How to avoid common misconceptions when presenting resonance structures

The representations we use to describe resonance may contribute to students’ poor conceptual understanding. In particular, the canonical Kekulé resonance representation leads students to think of the resonance structures as separate entities. A new study has probed this misconception and suggests solutions.

Moving between multiple representational levels (symbolic, microscopic, macroscopic) in Johnstone’s triangle is a known source of many misconceptions. Even though only the symbolic representation level is used to describe resonance, students still develop many misconceptions.

Benzene resonance structures

The canonical Kekulé resonance representation for benzene

Perceptual learning theory (PLT) may provide some insight into this problem. PLT groups the ways students interpret images into four categories. ‘Dimensionalisation’ describes comparisons made perceptually (eg rotation or reflection). ‘Segmentation’ is breaking down an image into related parts (eg bonds or isomers). ‘Unitisation’ is when students consider multiple parts of an image together as one informative unit (eg when considering multiple representations). ‘Idealisation’ means simplifying an image to represent the underlying concept (eg representing benzene with a circle inside the hexagon).

A team led by Thomas Kim from St. John Fisher College in Rochester, US, used perceptual learning theory to probe first-year undergraduate students’ understanding of resonance. They also evaluated an ameliorative instructional activity.

In their study, a cohort of 33 students received standard instruction on resonance. Afterwards, the researchers asked the cohort to describe what the canonical representation of resonance means. The research team coded and then categorised the answers using PLT.

The coded responses revealed that most students (78%) perceive each of the two hexagonal structures within the image as distinct entities, rather than a representation of a single concept. For example, many responses included statements referring to ‘bonds switching position’, ‘rotation’ or ‘reflection’.

The categorised responses fell mostly into the ‘dimensionalisation’ and ‘segmentation’ categories, rather than ‘unitisation’ or ‘idealisation’. This indicates that students incorrectly assign distinctness to features of the representation that are meant to be considered together.

When two become one

The researchers then developed an activity to improve students’ understanding of the resonance representation. They tested their activity on a further 67 students. They asked groups of students to suggest a visual representational model of the resonance of benzene that was consistent with standard bond order data. Class-wide discussion of the strengths and weaknesses of each proposed representation followed, before teacher-directed instruction of the canonical representation.
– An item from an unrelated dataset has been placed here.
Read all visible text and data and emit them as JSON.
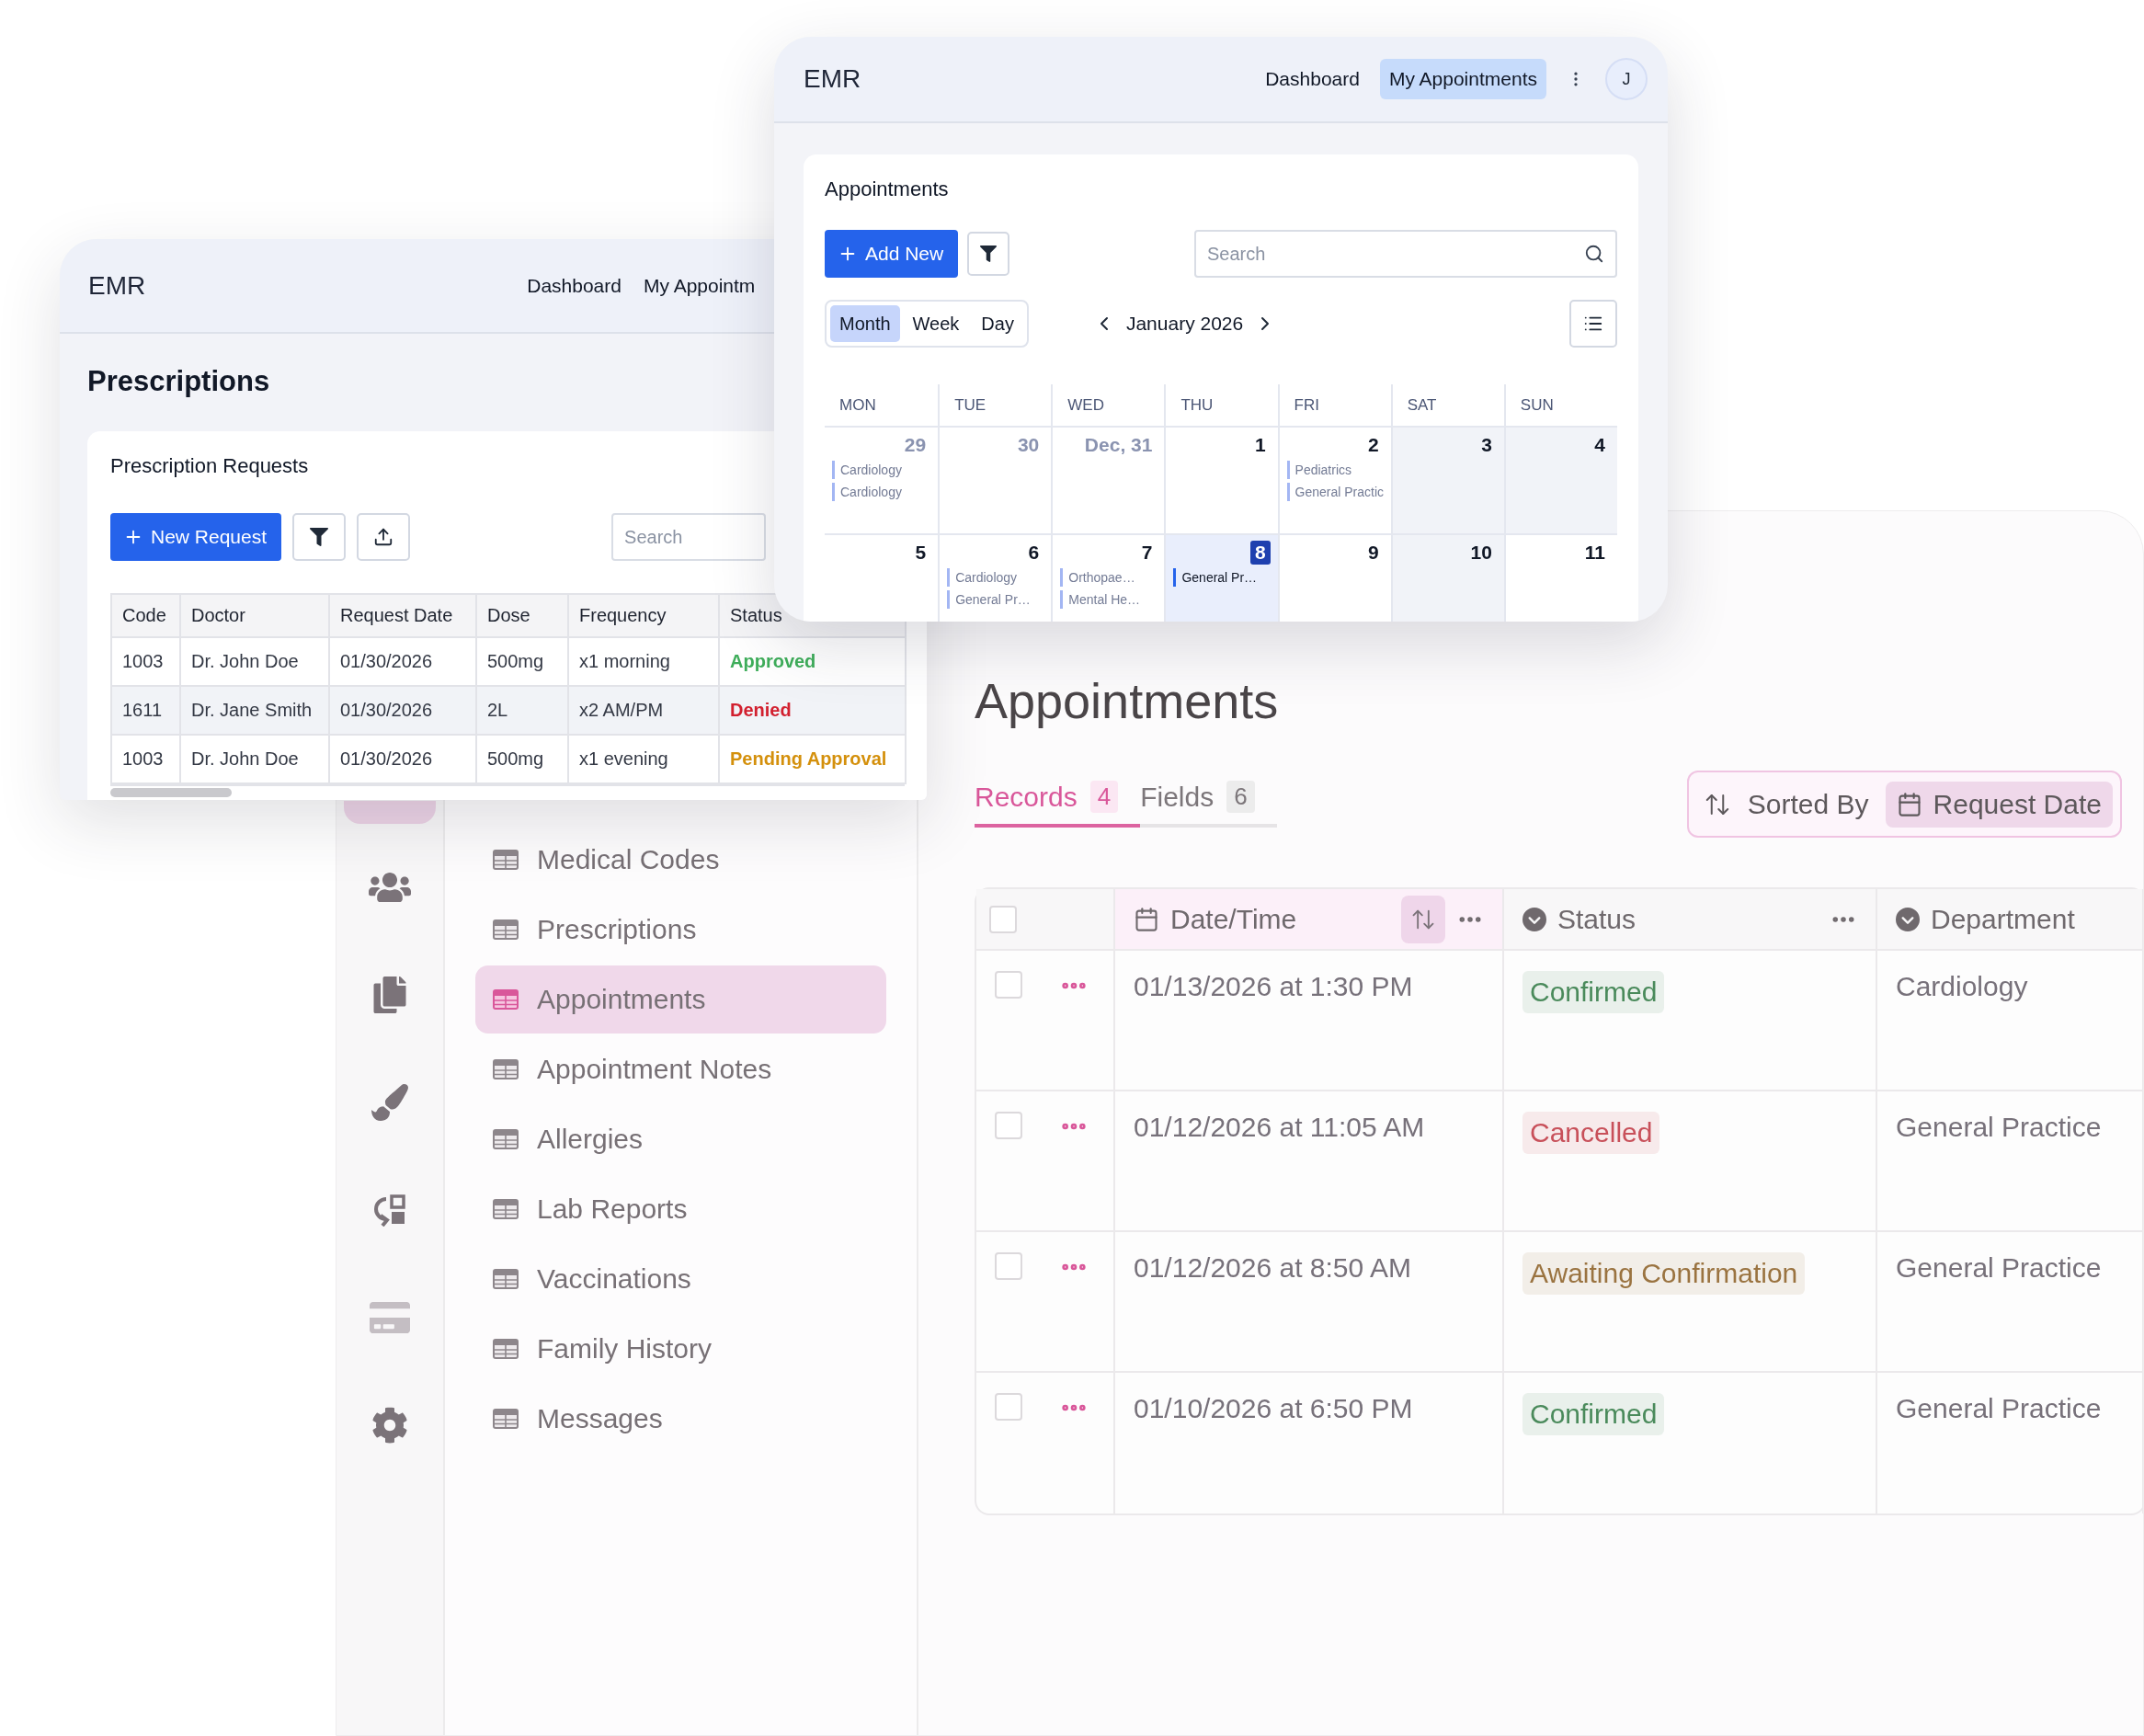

These students were asked the same question as the previous cohort pre- and post-activity. The number of students’ responses categorised as ‘dimensionalisation’ decreased significantly and ‘unitisation’-type responses increased. This aligned with an increase in the number of students who interpreted the resonance representation as a single phenomenon.

Teaching tips

It is important to be aware of the misconceptions students are likely to acquire so that we can fix them or, better, stop them from forming in the first place. This study by Kim et al. suggests that the canonical representation we use for resonance can cause problems when students construct their own mental models of the concept. The initial misperception of the canonical resonance representation appears to be common, so we should attend to it with care. There are a number of ideas to consider:

  • Explicitly counter the incorrect notion that there are two species present, related by a symmetry operation, during instruction.
  • Compare multiple representations of the same concept to provide opportunities for students to explore their own understanding, and to allow alignment with the desired mental model. For example, contrast the canonical resonance representation with the representation illustrating the delocalised electrons as a ring.
  • This study suggests that allowing students to establish their own representations from bond order data, and then discussing the limitations and strengths, is an effective strategy when introducing the concept of resonance.
  • Introducing the concept of resonance with the simplest aromatic compound, benzene, seems sensible. However, a suitably substituted benzene may eliminate many of the visual symmetry operations that lead to the ‘rotation’ or ‘reflection’ misconceptions with the canonical representation. Perhaps introduce a substituted benzene early in the instruction sequence.